LINCOLN — Recruiting hype doesn’t draw up a depth chart.
Nebraska freshman quarterback Patrick O’Brien is proof. So is Tanner Lee, a transfer who can’t play a down for NU this season but has turned a few heads with his strong arm in training camp.
Barring a rare string of injuries, neither will play this season. Two fifth-year seniors, Tommy Armstrong and Ryker Fyfe, are the Nos. 1 and 2 quarterbacks, and that’s not changing.
“I’d be lying if I said this was wide open,” coach Mike Riley said Wednesday.
But observers can see emerging a quarterback battle for 2017 — and beyond — between Lee and O’Brien.
A third candidate, AJ Bush, announced on Twitter Thursday he planned to transfer.
O’Brien, who will be the No. 3 quarterback this season, threw some of the prettier passes in spring camp and a few more gems in preseason camp.
Lee looked comfortable in the offense during Saturday’s scrimmage. The strong-armed transfer from Tulane got a nice bonus from the NCAA last week: an extra year of eligibility.
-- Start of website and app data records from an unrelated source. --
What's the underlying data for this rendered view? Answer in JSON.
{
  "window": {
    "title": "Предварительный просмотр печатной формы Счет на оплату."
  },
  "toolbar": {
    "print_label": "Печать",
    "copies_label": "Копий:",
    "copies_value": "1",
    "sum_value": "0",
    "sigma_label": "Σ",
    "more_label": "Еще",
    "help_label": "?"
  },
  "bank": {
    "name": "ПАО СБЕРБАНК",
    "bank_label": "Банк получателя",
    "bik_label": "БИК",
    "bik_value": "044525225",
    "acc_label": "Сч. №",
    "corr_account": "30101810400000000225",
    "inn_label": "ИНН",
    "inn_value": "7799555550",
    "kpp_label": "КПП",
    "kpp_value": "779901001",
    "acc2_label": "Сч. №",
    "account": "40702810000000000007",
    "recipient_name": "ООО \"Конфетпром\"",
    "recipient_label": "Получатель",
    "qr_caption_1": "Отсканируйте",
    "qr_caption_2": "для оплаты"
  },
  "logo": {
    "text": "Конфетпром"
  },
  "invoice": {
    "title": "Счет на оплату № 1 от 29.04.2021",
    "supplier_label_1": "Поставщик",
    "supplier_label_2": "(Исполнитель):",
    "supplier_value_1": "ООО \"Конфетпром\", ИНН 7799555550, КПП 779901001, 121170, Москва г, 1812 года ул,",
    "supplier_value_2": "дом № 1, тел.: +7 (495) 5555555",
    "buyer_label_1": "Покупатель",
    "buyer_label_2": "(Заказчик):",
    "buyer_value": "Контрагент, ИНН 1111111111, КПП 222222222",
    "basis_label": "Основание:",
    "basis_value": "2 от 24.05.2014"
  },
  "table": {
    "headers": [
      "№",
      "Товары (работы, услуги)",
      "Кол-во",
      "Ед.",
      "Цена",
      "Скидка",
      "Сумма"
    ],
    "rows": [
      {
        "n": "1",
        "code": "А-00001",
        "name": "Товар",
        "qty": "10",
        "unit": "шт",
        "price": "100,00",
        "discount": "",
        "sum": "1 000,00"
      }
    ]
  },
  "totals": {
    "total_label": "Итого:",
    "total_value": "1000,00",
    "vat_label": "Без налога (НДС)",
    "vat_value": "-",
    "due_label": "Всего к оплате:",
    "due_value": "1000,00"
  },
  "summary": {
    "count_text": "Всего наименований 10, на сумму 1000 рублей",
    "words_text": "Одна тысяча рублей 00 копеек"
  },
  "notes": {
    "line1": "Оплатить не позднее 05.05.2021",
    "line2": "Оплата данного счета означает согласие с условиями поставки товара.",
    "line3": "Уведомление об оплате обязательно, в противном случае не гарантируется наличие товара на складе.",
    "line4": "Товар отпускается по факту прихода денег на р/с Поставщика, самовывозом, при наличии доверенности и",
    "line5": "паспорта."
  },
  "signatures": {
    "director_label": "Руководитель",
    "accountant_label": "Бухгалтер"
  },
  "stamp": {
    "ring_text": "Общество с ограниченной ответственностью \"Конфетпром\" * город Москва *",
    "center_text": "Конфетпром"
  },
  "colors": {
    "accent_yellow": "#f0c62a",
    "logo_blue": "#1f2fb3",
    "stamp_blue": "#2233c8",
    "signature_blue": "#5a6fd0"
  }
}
Lee must sit out this season, but he has two years left to play college football, thanks to a rule that allows a transfer to reclaim a year of eligibility after a previous head coach is fired and a new coach’s system is so different that a player no longer fits at his previous school.
Lee will run the scout-team offense this season.
“He’ll be as tough a challenge as they’ll get every week,” offensive coordinator Danny Langsdorf said. “It’ll be great for our defense.”
Langsdorf and Riley have not hesitated to praise Lee, a 6-foot-4 205-pounder who was a two-star recruit out of New Orleans (Louisiana) Jesuit High School. Riley likes the quickness of Lee’s release, seen by media in Saturday’s scrimmage when Lee fired a deep out pass as the receiver made a break on his route.
“He gets rid of the football just like that,” Riley said. “That ability eliminates a lot of problems.”
Lee’s composure and easy, natural manner with teammates has impressed Langsdorf.
“He looks like a veteran guy who’s played three years of college football,” Langsdorf said.
O’Brien — 6-4, 225 — has just begun his career at Nebraska. He’s eight months in. He has moments in practice where his footwork, decision-making and delivery are on point, and, within 15 yards of the line scrimmage, O’Brien quickly finds a rhythm.
On deeper passes, O’Brien puts more air under the ball than some of his teammates. In one drill, he overthrew a receiver and swiped at the air in frustration.
“I think he’s trying to do it right and be detailed, but we don’t want him putting so much pressure on himself that he can’t play loose,” Langsdorf said. “He’s just got to take a deep breath and be confident in what he’s doing.”
A four-star quarterback coming out of San Juan Capistrano (California) Hills High School, O’Brien enrolled early at Nebraska and said at the time of his enrollment that he wanted to vie for immediate playing time. General fan disgruntlement over the play of Armstrong and Fyfe, O’Brien’s fit with a pro-style offense and the natural fascination with the “new guy” combined to create the possibility that O’Brien could compete for the job.
But the starting spot belongs to Armstrong, as it has since Riley’s staff arrived in late 2014. O’Brien has consistently taken snaps with the lower units.
“That process of being kind of a star, being a big recruit — and then he gets to college and everybody’s pretty good — is an eye opener,” Langsdorf said.
Young quarterbacks like O’Brien need stiff competition to develop, Langsdorf said.
“I think it makes him work harder and play better,” Langsdorf said. “We don’t want anybody rolling in here and thinking they’ve arrived — ‘Here I am, I’m going to be the guy.’ I think it’s good for all positions to have that competition. It’ll be good for him.”
Armstrong himself went through the process in 2012, when he arrived from Cibolo (Texas) Steele High School. He redshirted as Taylor Martinez helped the Huskers win a division title. Armstrong said he immediately sought out older veterans on the team — guys like Kenny Bell and Jeremiah Sirles — to learn from and watch.
Make a name for yourself among teammates, Armstrong said, with hard work.
“I wanted to become a film junkie — be up there as much as I could and learn as much I could, just in case,” Armstrong said. “Prepare like you’re the starter. We preached that every day.”
Lee has already been there. He started 19 games at Tulane. He’s experienced the ups — throwing for three touchdowns in a win at Houston — and downs — struggling with injuries and completing just 9 of 22 passes in a loss at SMU.
O’Brien still has to experience those things. Langsdorf is looking forward to watching him work through the process.
“It’ll be good for him,” Langsdorf said. “And he’s done some good things. He’s looked good. He’s thrown the ball well. He’s a work in progress, but he’s learning.”